▶ [EXERCISE DETAILS]
Report each line from the entries in which "icon" can be found.

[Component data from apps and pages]

::::::

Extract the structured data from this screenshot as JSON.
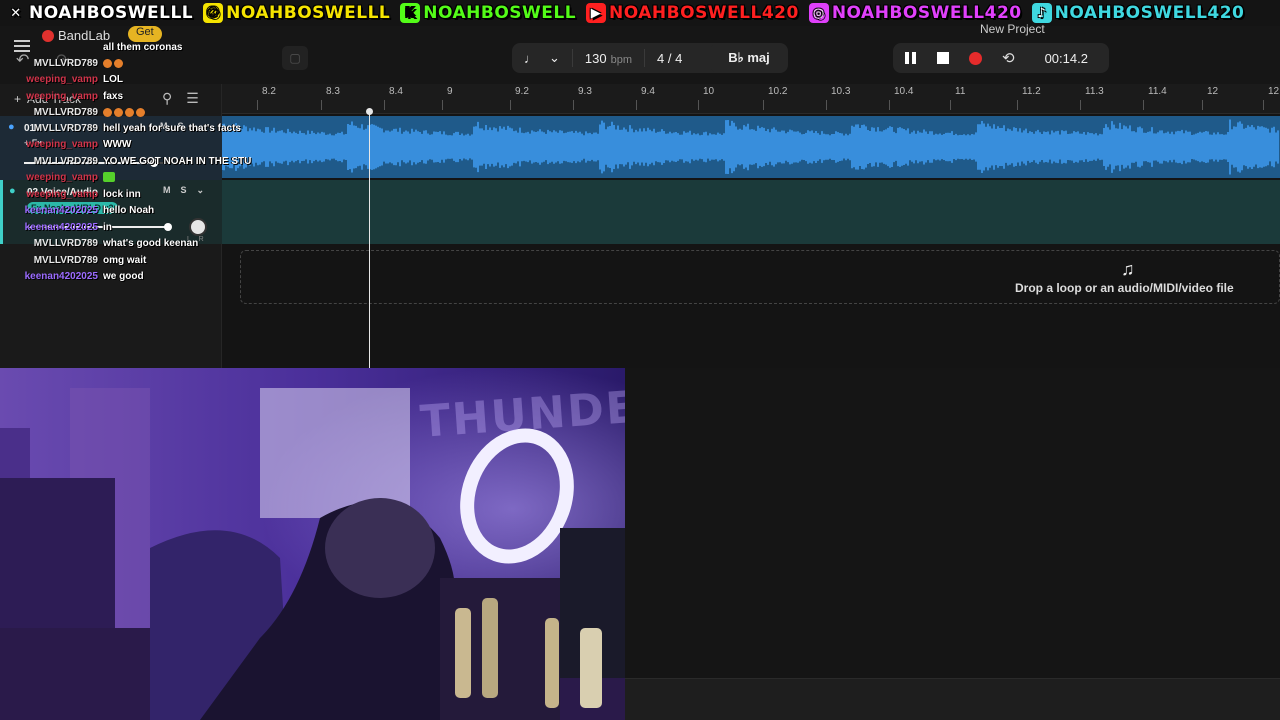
{
  "social": [
    {
      "platform": "x",
      "icon": "x-icon",
      "handle": "NOAHBOSWELLL",
      "color": "#ffffff"
    },
    {
      "platform": "snapchat",
      "icon": "snapchat-icon",
      "handle": "NOAHBOSWELLL",
      "color": "#f5e400"
    },
    {
      "platform": "kick",
      "icon": "kick-icon",
      "handle": "NOAHBOSWELL",
      "color": "#53fc18"
    },
    {
      "platform": "youtube",
      "icon": "youtube-icon",
      "handle": "NOAHBOSWELL420",
      "color": "#ff2020"
    },
    {
      "platform": "instagram",
      "icon": "instagram-icon",
      "handle": "NOAHBOSWELL420",
      "color": "#e040fb"
    },
    {
      "platform": "tiktok",
      "icon": "tiktok-icon",
      "handle": "NOAHBOSWELL420",
      "color": "#3fd8e0"
    }
  ],
  "app": {
    "logo": "BandLab",
    "get_label": "Get",
    "project_title": "New Project"
  },
  "toolbar": {
    "tempo": "130",
    "tempo_unit": "bpm",
    "time_signature": "4 / 4",
    "key": "B♭ maj",
    "time": "00:14.2"
  },
  "ruler": {
    "ticks": [
      "8.2",
      "8.3",
      "8.4",
      "9",
      "9.2",
      "9.3",
      "9.4",
      "10",
      "10.2",
      "10.3",
      "10.4",
      "11",
      "11.2",
      "11.3",
      "11.4",
      "12",
      "12.2"
    ]
  },
  "tracks": [
    {
      "number": "01",
      "name": "",
      "fx": "+ Fx",
      "mute": "M",
      "solo": "S",
      "volume": 0.9
    },
    {
      "number": "02",
      "name": "Voice/Audio",
      "fx": "Fx Noahs WRLD v2",
      "mute": "M",
      "solo": "S",
      "volume": 1.0
    }
  ],
  "add_track_label": "Add Track",
  "drop_zone": {
    "text": "Drop a loop or an audio/MIDI/video file"
  },
  "chat": [
    {
      "user": "",
      "text": "all them coronas",
      "color": "#ffffff"
    },
    {
      "user": "MVLLVRD789",
      "text": "",
      "emoji": 2,
      "color": "#e8e8e8"
    },
    {
      "user": "weeping_vamp",
      "text": "LOL",
      "color": "#d0344a"
    },
    {
      "user": "weeping_vamp",
      "text": "faxs",
      "color": "#d0344a"
    },
    {
      "user": "MVLLVRD789",
      "text": "",
      "emoji": 4,
      "color": "#e8e8e8"
    },
    {
      "user": "MVLLVRD789",
      "text": "hell yeah for sure that's facts",
      "color": "#e8e8e8"
    },
    {
      "user": "weeping_vamp",
      "text": "WWW",
      "color": "#d0344a"
    },
    {
      "user": "MVLLVRD789",
      "text": "YO WE GOT NOAH IN THE STU",
      "color": "#e8e8e8"
    },
    {
      "user": "weeping_vamp",
      "text": "",
      "color": "#d0344a",
      "emote": true
    },
    {
      "user": "weeping_vamp",
      "text": "lock inn",
      "color": "#d0344a"
    },
    {
      "user": "keenan4202025",
      "text": "hello Noah",
      "color": "#9b6bff"
    },
    {
      "user": "keenan4202025",
      "text": "in",
      "color": "#9b6bff"
    },
    {
      "user": "MVLLVRD789",
      "text": "what's good keenan",
      "color": "#e8e8e8"
    },
    {
      "user": "MVLLVRD789",
      "text": "omg wait",
      "color": "#e8e8e8"
    },
    {
      "user": "keenan4202025",
      "text": "we good",
      "color": "#9b6bff"
    }
  ]
}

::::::

▶ [ANSWER SECTION]
      "icon": "x-icon",
      "icon": "snapchat-icon",
      "icon": "kick-icon",
      "icon": "youtube-icon",
      "icon": "instagram-icon",
      "icon": "tiktok-icon",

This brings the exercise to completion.